- Khadein: Known as the sanctuary of sorcery. It was founded by Archsage Gotoh.
- Macedon: An island kingdom, home to Pegasus Knights and Dragon Knights. It was founded by Iote.
- Dolhr: The kingdom of dragons, directly north of Macedon. It was ruled by the Shadow Dragon, Medeus. It is inhabited by Manakete.
- Pyrathi : A minor kingdom in the east, it is very xenophobic land which hates outsiders.
Marth is prince of Altea and a direct descendant of Anri, the warrior who slew the Shadow Dragon Medeus. However, after the kingdom of Dolhr attacks Archanea and Altea, Marth is forced to become an exile in the far island nation of Talys. His sister Elice is taken hostage after his father King Cornelius is killed battling the evil Dark Pontifex Gharnef. With the help of the Altean knight Jagen, the Talysian Princess Caeda, and others, Marth embarks on a quest to find the Divine Blade Falchion which was stolen by Gharnef after his father's death. Only then will he be able to confront the resurrected Medeus, and save the world from his wrath.
List of Classes
|Job||Specialized Item||Upgraded Class|
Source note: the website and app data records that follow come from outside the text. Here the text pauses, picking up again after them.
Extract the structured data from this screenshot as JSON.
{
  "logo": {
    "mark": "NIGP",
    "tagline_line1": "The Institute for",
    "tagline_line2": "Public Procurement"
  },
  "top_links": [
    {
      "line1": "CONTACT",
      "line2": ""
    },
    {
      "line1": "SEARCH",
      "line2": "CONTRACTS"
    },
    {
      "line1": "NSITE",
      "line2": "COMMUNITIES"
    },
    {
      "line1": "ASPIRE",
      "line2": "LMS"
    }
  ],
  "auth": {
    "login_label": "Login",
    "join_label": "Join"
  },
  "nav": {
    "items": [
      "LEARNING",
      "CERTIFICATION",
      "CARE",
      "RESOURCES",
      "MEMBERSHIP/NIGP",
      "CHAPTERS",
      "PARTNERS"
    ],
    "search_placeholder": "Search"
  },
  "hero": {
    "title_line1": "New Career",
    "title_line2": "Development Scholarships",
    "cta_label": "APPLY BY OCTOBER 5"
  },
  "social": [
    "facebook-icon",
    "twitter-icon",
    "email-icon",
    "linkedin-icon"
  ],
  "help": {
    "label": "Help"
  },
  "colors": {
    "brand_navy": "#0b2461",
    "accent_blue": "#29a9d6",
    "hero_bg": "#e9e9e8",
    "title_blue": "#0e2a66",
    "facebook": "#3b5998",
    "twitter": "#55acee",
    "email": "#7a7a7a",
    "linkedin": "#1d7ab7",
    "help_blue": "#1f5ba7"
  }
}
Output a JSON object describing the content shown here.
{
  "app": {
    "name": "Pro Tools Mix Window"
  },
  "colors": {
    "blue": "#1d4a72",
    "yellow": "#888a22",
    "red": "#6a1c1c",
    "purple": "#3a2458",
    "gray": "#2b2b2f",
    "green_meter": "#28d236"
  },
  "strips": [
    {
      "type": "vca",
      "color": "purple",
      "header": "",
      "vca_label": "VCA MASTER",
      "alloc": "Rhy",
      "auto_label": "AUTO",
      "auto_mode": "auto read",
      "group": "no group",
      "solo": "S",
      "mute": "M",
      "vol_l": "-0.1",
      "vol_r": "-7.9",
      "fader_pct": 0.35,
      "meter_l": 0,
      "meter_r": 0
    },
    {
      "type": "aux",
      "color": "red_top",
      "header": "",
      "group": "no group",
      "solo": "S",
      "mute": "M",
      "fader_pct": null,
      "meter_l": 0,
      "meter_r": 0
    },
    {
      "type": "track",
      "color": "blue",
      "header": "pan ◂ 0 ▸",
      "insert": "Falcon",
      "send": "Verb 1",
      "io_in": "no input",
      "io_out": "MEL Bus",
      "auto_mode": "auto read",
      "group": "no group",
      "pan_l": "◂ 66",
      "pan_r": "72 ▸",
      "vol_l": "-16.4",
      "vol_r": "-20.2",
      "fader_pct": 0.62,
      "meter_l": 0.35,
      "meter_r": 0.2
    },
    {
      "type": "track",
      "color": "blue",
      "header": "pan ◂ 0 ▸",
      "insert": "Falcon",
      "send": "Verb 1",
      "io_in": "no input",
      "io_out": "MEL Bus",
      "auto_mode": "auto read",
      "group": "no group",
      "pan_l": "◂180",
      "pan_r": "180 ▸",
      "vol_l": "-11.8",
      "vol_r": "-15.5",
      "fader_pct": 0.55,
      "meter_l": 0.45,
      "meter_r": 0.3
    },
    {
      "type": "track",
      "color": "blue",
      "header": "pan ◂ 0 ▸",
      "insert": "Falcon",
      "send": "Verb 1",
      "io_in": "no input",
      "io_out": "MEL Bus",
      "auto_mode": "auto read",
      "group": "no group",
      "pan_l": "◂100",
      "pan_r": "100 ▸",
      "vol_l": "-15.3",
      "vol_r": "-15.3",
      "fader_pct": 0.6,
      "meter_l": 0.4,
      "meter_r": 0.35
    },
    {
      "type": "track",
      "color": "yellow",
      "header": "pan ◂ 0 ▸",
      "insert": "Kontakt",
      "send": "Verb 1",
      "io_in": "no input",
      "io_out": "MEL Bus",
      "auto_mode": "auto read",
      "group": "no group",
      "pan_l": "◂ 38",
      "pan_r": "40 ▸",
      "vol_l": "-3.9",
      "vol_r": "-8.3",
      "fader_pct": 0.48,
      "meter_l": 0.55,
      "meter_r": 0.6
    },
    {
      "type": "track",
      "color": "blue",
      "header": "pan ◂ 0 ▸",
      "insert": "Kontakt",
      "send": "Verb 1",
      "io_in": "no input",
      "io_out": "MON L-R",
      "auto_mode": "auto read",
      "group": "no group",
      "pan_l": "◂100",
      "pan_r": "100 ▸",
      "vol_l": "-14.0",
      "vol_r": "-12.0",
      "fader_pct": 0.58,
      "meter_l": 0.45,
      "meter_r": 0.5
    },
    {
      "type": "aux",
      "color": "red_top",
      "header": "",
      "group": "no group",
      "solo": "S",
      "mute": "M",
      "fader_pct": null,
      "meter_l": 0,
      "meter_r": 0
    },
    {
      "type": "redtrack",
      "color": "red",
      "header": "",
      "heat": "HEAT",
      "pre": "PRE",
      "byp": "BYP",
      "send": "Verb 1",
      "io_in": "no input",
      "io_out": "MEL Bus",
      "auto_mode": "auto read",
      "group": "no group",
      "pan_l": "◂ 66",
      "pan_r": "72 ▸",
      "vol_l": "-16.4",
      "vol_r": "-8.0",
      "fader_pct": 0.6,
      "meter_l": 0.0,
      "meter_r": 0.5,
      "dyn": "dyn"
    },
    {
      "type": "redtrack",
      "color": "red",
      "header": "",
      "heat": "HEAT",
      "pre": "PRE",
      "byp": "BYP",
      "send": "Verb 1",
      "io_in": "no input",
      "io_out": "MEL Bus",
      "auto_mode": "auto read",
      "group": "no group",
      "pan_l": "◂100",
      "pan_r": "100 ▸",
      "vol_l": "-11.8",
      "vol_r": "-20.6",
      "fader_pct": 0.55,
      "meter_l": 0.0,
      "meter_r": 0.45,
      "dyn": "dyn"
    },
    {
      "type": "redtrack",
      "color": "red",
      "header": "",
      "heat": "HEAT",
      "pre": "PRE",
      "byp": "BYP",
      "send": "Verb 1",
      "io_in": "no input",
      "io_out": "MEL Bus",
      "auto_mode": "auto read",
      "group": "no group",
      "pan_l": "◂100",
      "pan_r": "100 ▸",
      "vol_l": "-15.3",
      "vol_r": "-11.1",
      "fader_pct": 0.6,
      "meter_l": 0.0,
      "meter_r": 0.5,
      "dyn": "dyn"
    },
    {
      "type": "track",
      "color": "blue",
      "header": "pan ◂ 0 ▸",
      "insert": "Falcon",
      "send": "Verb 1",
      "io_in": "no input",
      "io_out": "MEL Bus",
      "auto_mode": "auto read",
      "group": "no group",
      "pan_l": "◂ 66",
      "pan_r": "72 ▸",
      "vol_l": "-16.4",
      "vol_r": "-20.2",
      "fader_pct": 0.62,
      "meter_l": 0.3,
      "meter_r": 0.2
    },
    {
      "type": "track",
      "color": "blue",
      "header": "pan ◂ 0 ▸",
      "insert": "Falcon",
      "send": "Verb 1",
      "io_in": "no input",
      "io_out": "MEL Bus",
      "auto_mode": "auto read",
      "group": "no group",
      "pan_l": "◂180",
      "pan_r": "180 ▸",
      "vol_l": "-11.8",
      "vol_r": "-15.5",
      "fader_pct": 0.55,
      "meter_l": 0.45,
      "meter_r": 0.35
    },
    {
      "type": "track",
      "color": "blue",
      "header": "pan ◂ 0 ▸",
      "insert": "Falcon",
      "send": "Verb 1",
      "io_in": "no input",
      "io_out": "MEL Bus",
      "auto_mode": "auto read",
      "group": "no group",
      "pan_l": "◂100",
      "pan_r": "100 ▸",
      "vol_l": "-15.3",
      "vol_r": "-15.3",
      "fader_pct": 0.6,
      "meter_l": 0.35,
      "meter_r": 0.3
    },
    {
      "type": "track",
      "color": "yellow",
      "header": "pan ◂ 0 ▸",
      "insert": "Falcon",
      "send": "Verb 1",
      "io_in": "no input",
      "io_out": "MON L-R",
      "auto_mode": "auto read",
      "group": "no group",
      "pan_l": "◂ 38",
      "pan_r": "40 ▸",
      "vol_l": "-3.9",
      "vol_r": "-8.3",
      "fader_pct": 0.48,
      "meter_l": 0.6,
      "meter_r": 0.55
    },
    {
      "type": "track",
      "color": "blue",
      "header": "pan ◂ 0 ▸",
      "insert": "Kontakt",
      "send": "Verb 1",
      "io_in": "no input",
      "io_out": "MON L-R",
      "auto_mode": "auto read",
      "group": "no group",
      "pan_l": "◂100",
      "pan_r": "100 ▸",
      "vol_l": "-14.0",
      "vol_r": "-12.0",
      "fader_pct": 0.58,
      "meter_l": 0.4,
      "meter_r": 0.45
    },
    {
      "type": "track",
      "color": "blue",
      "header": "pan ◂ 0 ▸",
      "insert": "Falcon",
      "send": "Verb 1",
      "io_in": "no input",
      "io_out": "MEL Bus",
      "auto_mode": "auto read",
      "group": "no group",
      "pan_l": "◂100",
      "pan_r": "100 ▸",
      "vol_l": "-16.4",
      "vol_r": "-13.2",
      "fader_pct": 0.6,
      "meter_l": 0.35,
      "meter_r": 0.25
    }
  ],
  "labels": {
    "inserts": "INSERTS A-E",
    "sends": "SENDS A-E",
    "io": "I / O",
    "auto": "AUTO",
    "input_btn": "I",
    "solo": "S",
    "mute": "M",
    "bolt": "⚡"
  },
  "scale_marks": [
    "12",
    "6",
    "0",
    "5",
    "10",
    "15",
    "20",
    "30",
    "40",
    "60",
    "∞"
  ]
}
|Pegasus Knight||Sword, Lance||Dracoknight|
The game would get a remake for the Super Famicom known as Fire Emblem: Mystery of the Emblem, which also contains a new sequel to the original game (dubbed as Book Two, while the remake of the original game is known as Book One). A second remake named Fire Emblem: Shadow Dragon was made for the Nintendo DS in 2008-2009. The remake is the first time that the original Fire Emblem game made its way to American and European shores. Apparently, Scott Pelland of Nintendo Power fame received the game in America when it was first released in Japan. He desperately wanted it to be released in North America, though his wish wasn't realised until the DS remake was released, which he covered in the magazine.
|Fire Emblem series|
|Console games||Shadow Dragon and the Blade of Light • Gaiden • Mystery of the Emblem • Genealogy of the Holy War • BS Fire Emblem • Thracia 776 • Path of Radiance • Radiant Dawn • Warriors • Three Houses|
|Handheld games||The Binding Blade • Fire Emblem • The Sacred Stones • Shadow Dragon • New Mystery of the Emblem • Awakening • Fates • Echoes: Shadows of Valentia|
|Mobile games||Fire Emblem Heroes|